Over, yes, but how much we have lost…
Substack Number One Hundred!
That is a LOT of Substacks. The average readership is about 40% for two hundred subscribers, though sometimes it’s more. I riffed some of the content from the old blog on WordPress, some from my books, and some from old essays I wrote for other purposes and audiences. However, I wrote a bulk of it for the Substack.
And we may go paid at the beginning of the year…
But that doesn’t mean what you might think. Going paid for JDBCOM in your Inbox means you like my missives well enough, you can tip me. Free subscribers will still get all the posts, but paid subscribers will get up to three JDB Communications, LLC books every year as long as you subscribe…
And I want your feedback…
Going paid for this newsletter/Substack (Substack doesn’t like the concept of their platform being mere newsletters) won’t change anything for most subscribers, but it may provide a meager income stream for JDBCOM. I’m here to sell books/make money and provide some entertainment, after all.
The Fire Blitz: Burning Down Japan
The Fire Blitz has nothing to do with Veteran’s Day, going paid or my buddy Bill.

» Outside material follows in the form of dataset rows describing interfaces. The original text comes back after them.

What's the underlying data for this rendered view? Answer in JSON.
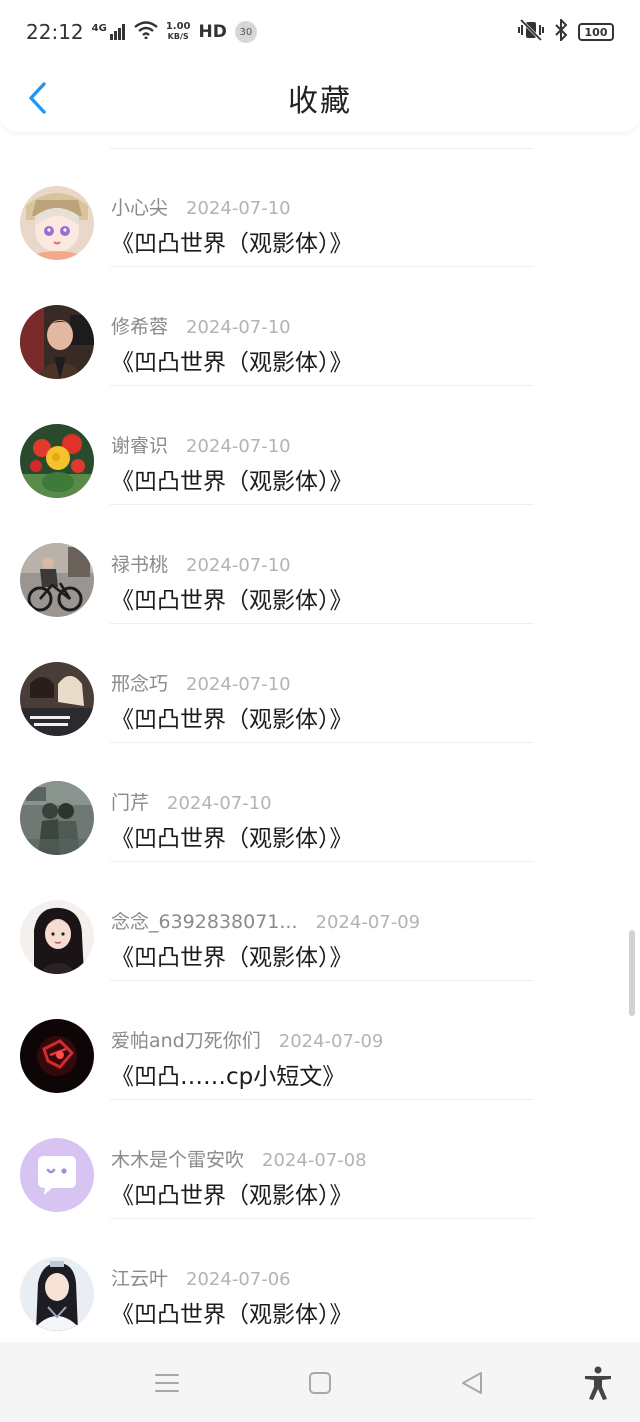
{
  "status_bar": {
    "time": "22:12",
    "network": "4G",
    "speed_value": "1.00",
    "speed_unit": "KB/S",
    "hd": "HD",
    "notification_count": "30",
    "battery": "100"
  },
  "header": {
    "title": "收藏",
    "back_icon": "chevron-left-icon",
    "accent_color": "#2196f3"
  },
  "favorites": [
    {
      "name": "小心尖",
      "date": "2024-07-10",
      "title": "《凹凸世界（观影体）》",
      "avatar": "anime-girl"
    },
    {
      "name": "修希蓉",
      "date": "2024-07-10",
      "title": "《凹凸世界（观影体）》",
      "avatar": "portrait-dark"
    },
    {
      "name": "谢睿识",
      "date": "2024-07-10",
      "title": "《凹凸世界（观影体）》",
      "avatar": "flower"
    },
    {
      "name": "禄书桃",
      "date": "2024-07-10",
      "title": "《凹凸世界（观影体）》",
      "avatar": "bicycle"
    },
    {
      "name": "邢念巧",
      "date": "2024-07-10",
      "title": "《凹凸世界（观影体）》",
      "avatar": "group-photo"
    },
    {
      "name": "门芹",
      "date": "2024-07-10",
      "title": "《凹凸世界（观影体）》",
      "avatar": "street-photo"
    },
    {
      "name": "念念_6392838071...",
      "date": "2024-07-09",
      "title": "《凹凸世界（观影体）》",
      "avatar": "girl-portrait"
    },
    {
      "name": "爱帕and刀死你们",
      "date": "2024-07-09",
      "title": "《凹凸……cp小短文》",
      "avatar": "red-dark"
    },
    {
      "name": "木木是个雷安吹",
      "date": "2024-07-08",
      "title": "《凹凸世界（观影体）》",
      "avatar": "default-chat"
    },
    {
      "name": "江云叶",
      "date": "2024-07-06",
      "title": "《凹凸世界（观影体）》",
      "avatar": "costume-girl"
    }
  ],
  "nav_bar": {
    "icons": [
      "menu-icon",
      "home-square-icon",
      "back-triangle-icon",
      "accessibility-icon"
    ]
  }
}
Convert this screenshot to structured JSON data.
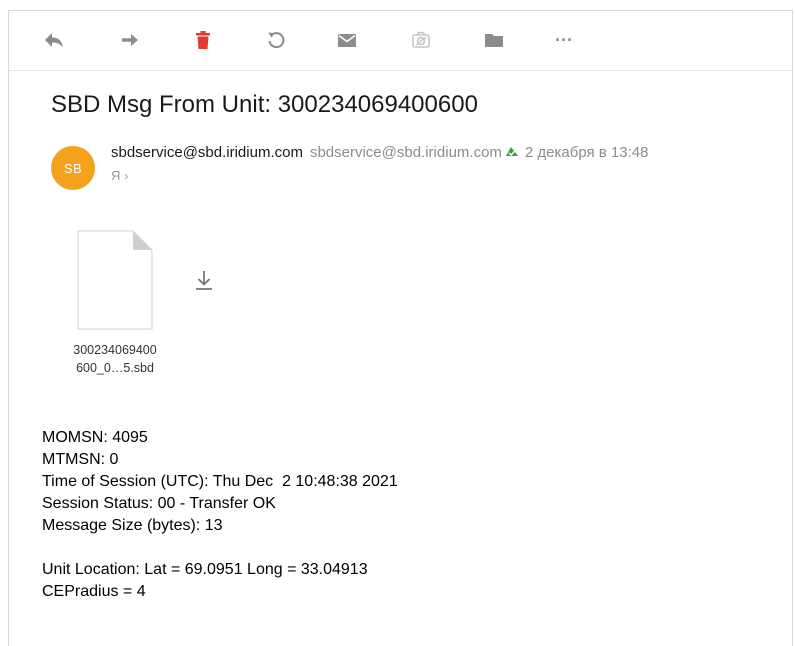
{
  "toolbar": {
    "icons": [
      "reply-icon",
      "forward-icon",
      "delete-icon",
      "mark-unread-icon",
      "mail-icon",
      "spam-icon",
      "folder-icon",
      "more-icon"
    ],
    "more_label": "···",
    "delete_color": "#e53935",
    "icon_color": "#8c8c8c"
  },
  "message": {
    "subject": "SBD Msg From Unit: 300234069400600",
    "sender": {
      "initials": "SB",
      "name": "sbdservice@sbd.iridium.com",
      "email": "sbdservice@sbd.iridium.com",
      "avatar_color": "#f4a21d"
    },
    "date": "2 декабря в 13:48",
    "recipient": "Я",
    "recipient_chevron": "›",
    "attachment": {
      "name_line1": "300234069400",
      "name_line2": "600_0…5.sbd"
    },
    "body": {
      "line1": "MOMSN: 4095",
      "line2": "MTMSN: 0",
      "line3": "Time of Session (UTC): Thu Dec  2 10:48:38 2021",
      "line4": "Session Status: 00 - Transfer OK",
      "line5": "Message Size (bytes): 13",
      "line6": "Unit Location: Lat = 69.0951 Long = 33.04913",
      "line7": "CEPradius = 4"
    }
  }
}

It has to do with the WWII air bombing campaign against Japan, that started to be successful with Mission # 40, or MEETINGHOUSE II—Tokyo was called MEETINGHOUSE by planners—on 9-10 March 1945, still the deadliest single bombing raid in history.
We have announced the publication of The Fire Blitz several times in the past 99 Substacks, but The Muse and I are determined to publish it on 9 March 2024, the 79th anniversary of the first mission of the Fire Blitz.
The OR/ORN and Shiloh
On 11 November:
1918: The shooting stops on the Western Front at 11 AM. It had already stopped everywhere else but East Africa; it would stop there, too, soon enough. But many observers knew that this would only be a temporary peace. They say the first observances in 1919 were…poignant.
1922: Kurt Vonnegut Jr. is born in Indianapolis, Indiana. Known for a somewhat warped and dark sense of humor, Vonnegut first gained notice with his Slaughterhouse Five, based in part on his experience as a PW who survived a 1945 Dresden bombing…in a slaughterhouse in the city.
And today is INTERNATIONAL SINGLES DAY, when unmarried people all over the world celebrate their status. The day started, ironically, in China in 1993 as an anti-Valentine’s Day and has spread worldwide…more or less.